#### DESCRIPTION OF THE TASK:
Filter the data for lines with the word "在线用户" and copy those lines.

[RECORD EXCERPTS Boundary: Start]

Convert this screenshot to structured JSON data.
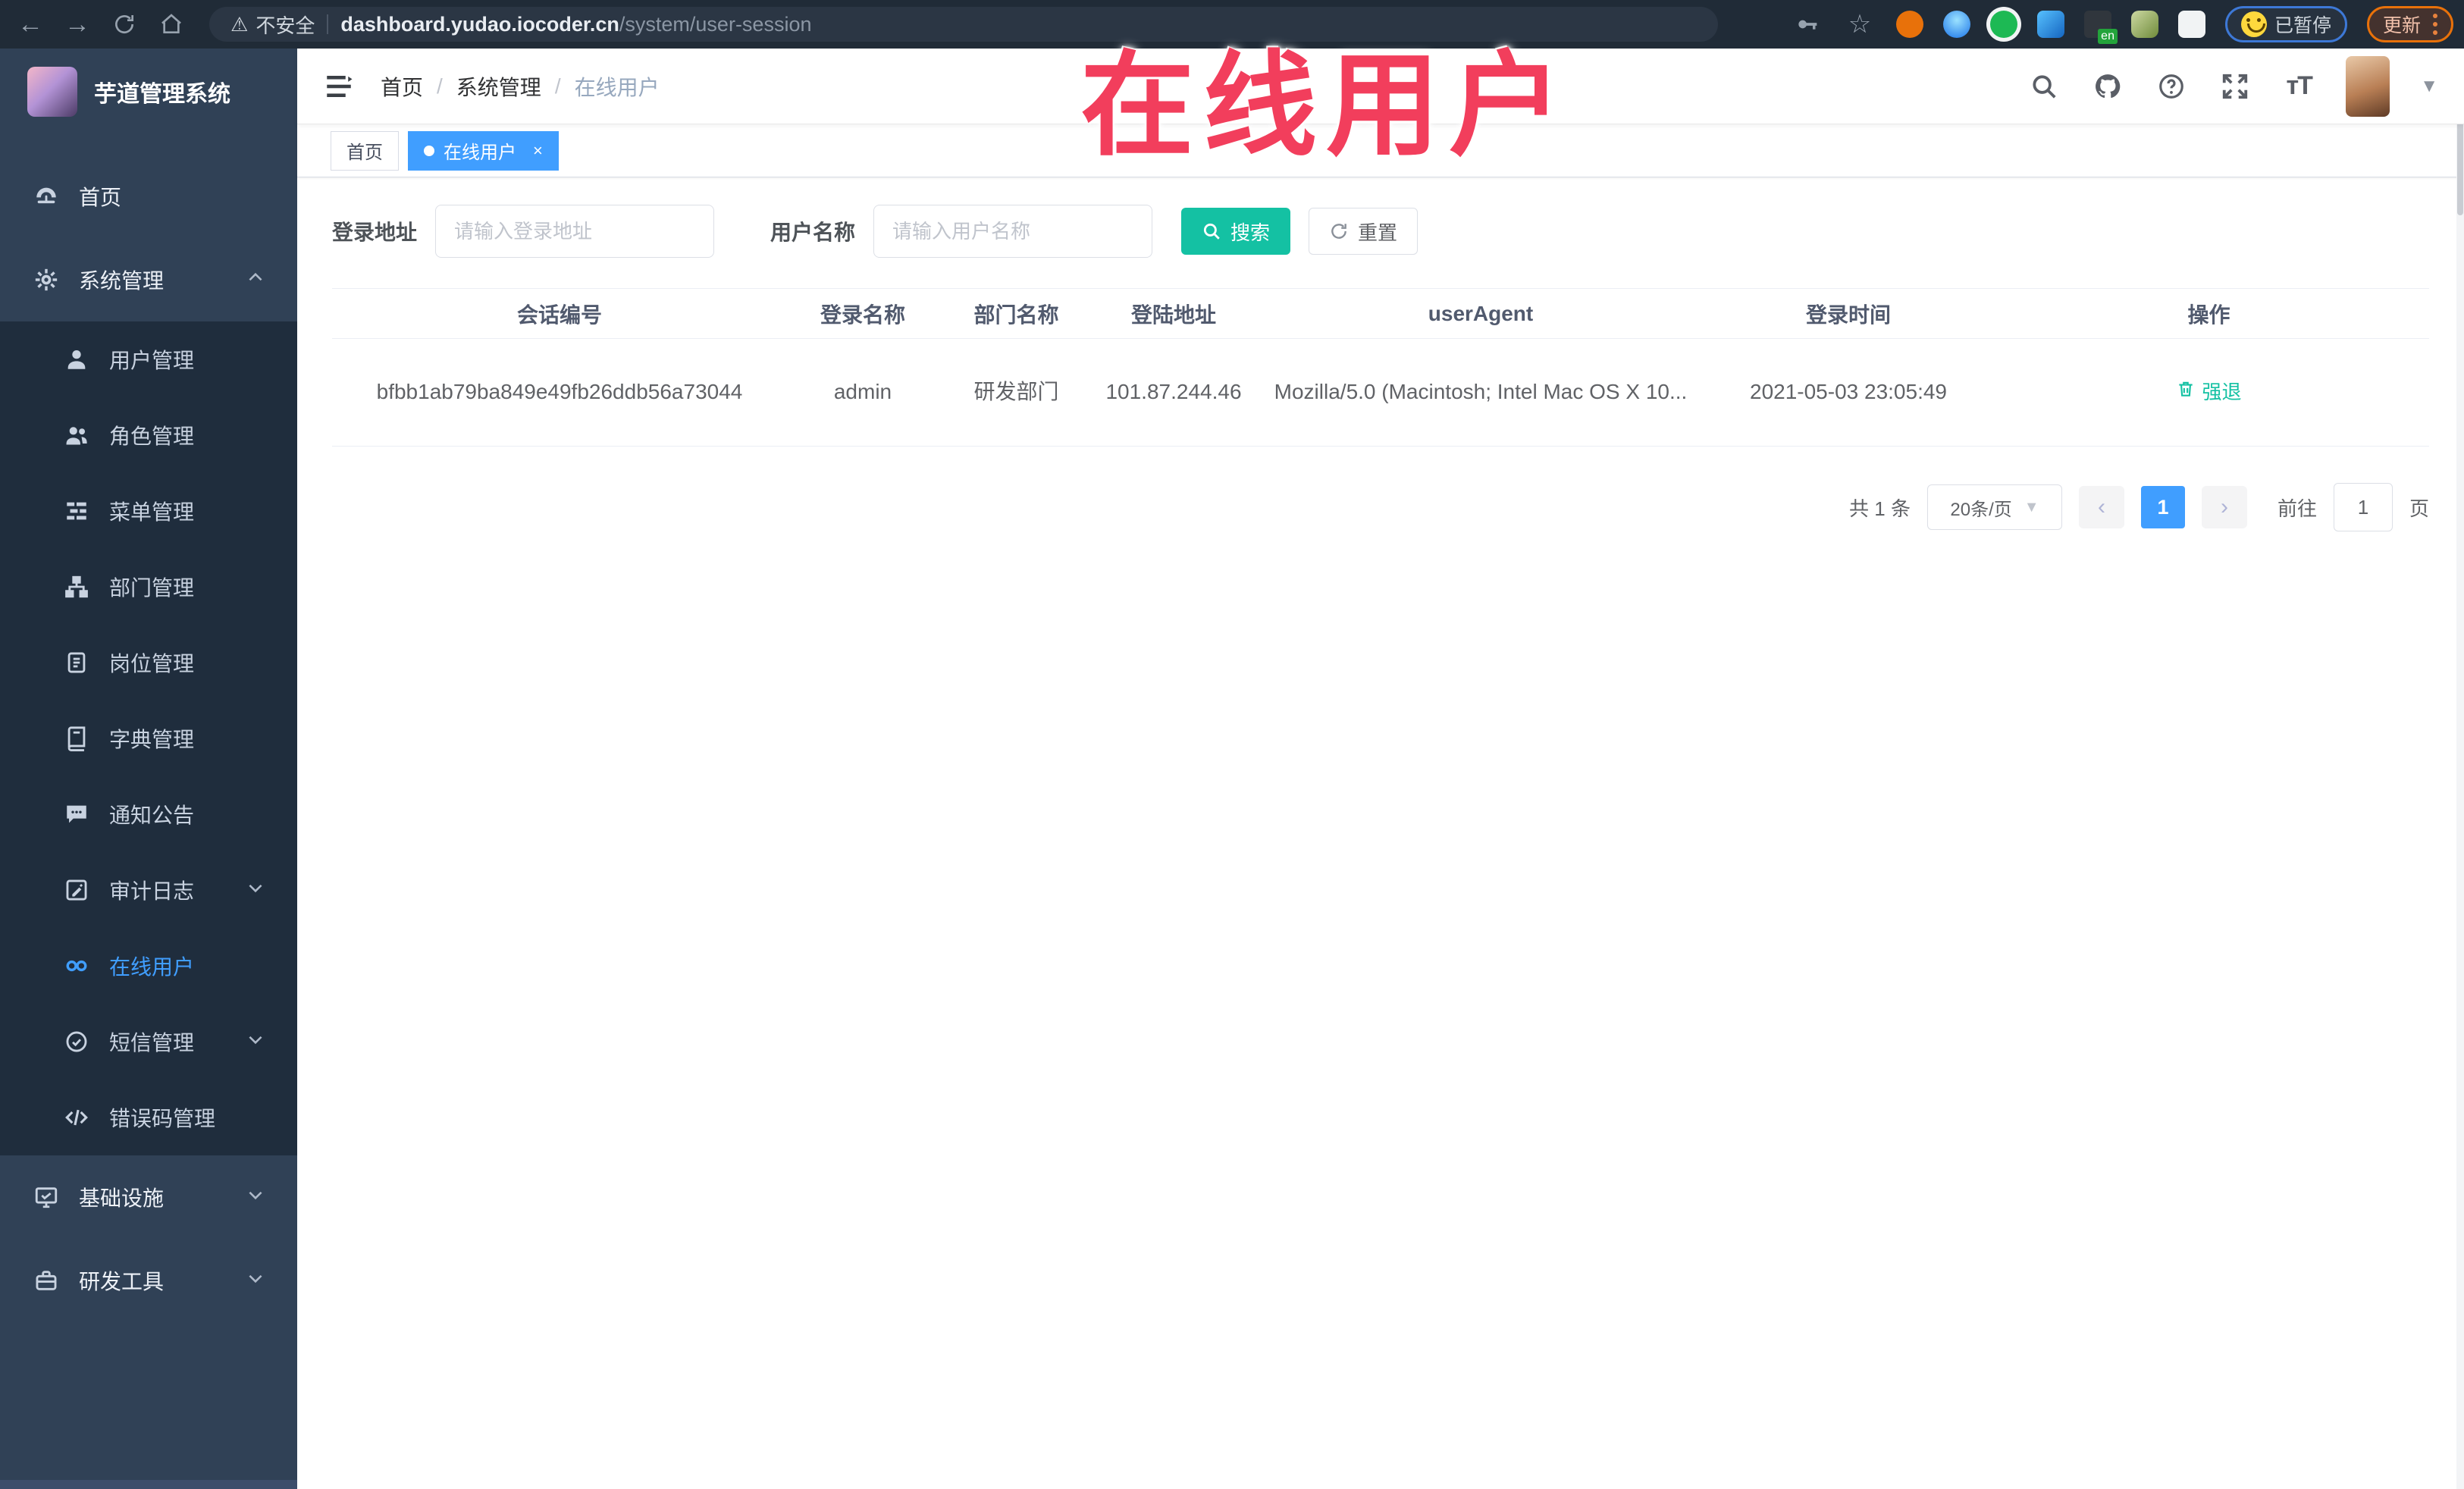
{
  "browser": {
    "security_label": "不安全",
    "url_domain": "dashboard.yudao.iocoder.cn",
    "url_path": "/system/user-session",
    "en_badge": "en",
    "paused_label": "已暂停",
    "update_label": "更新"
  },
  "watermark": {
    "text": "在线用户",
    "color": "#f23e5c"
  },
  "sidebar": {
    "title": "芋道管理系统",
    "items": [
      {
        "label": "首页",
        "icon": "dashboard-icon",
        "level": "top"
      },
      {
        "label": "系统管理",
        "icon": "gear-icon",
        "level": "top",
        "chevron": "up"
      },
      {
        "label": "用户管理",
        "icon": "user-icon",
        "level": "sub"
      },
      {
        "label": "角色管理",
        "icon": "peoples-icon",
        "level": "sub"
      },
      {
        "label": "菜单管理",
        "icon": "tree-table-icon",
        "level": "sub"
      },
      {
        "label": "部门管理",
        "icon": "tree-icon",
        "level": "sub"
      },
      {
        "label": "岗位管理",
        "icon": "post-icon",
        "level": "sub"
      },
      {
        "label": "字典管理",
        "icon": "dict-icon",
        "level": "sub"
      },
      {
        "label": "通知公告",
        "icon": "message-icon",
        "level": "sub"
      },
      {
        "label": "审计日志",
        "icon": "log-icon",
        "level": "sub",
        "chevron": "down"
      },
      {
        "label": "在线用户",
        "icon": "online-icon",
        "level": "sub",
        "active": true
      },
      {
        "label": "短信管理",
        "icon": "sms-icon",
        "level": "sub",
        "chevron": "down"
      },
      {
        "label": "错误码管理",
        "icon": "code-icon",
        "level": "sub"
      },
      {
        "label": "基础设施",
        "icon": "monitor-icon",
        "level": "top",
        "chevron": "down"
      },
      {
        "label": "研发工具",
        "icon": "tool-icon",
        "level": "top",
        "chevron": "down"
      }
    ]
  },
  "header": {
    "breadcrumb": [
      "首页",
      "系统管理",
      "在线用户"
    ]
  },
  "tags": [
    {
      "label": "首页",
      "active": false
    },
    {
      "label": "在线用户",
      "active": true,
      "closable": true
    }
  ],
  "filters": {
    "login_address_label": "登录地址",
    "login_address_placeholder": "请输入登录地址",
    "username_label": "用户名称",
    "username_placeholder": "请输入用户名称",
    "search_label": "搜索",
    "reset_label": "重置"
  },
  "table": {
    "columns": [
      "会话编号",
      "登录名称",
      "部门名称",
      "登陆地址",
      "userAgent",
      "登录时间",
      "操作"
    ],
    "rows": [
      {
        "session_id": "bfbb1ab79ba849e49fb26ddb56a73044",
        "username": "admin",
        "dept": "研发部门",
        "ip": "101.87.244.46",
        "user_agent": "Mozilla/5.0 (Macintosh; Intel Mac OS X 10...",
        "login_time": "2021-05-03 23:05:49",
        "action": "强退"
      }
    ]
  },
  "pagination": {
    "total_label": "共 1 条",
    "page_size_label": "20条/页",
    "prev_glyph": "‹",
    "next_glyph": "›",
    "current_page": "1",
    "goto_label": "前往",
    "goto_value": "1",
    "page_unit_label": "页"
  },
  "colors": {
    "primary_blue": "#409EFF",
    "accent_teal": "#14c1a3",
    "sidebar_bg": "#304156",
    "submenu_bg": "#1f2d3d",
    "watermark_red": "#f23e5c"
  }
}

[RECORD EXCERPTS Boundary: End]

#### ANSWER:
    "text": "在线用户",
        "label": "在线用户",
      "在线用户"
      "label": "在线用户",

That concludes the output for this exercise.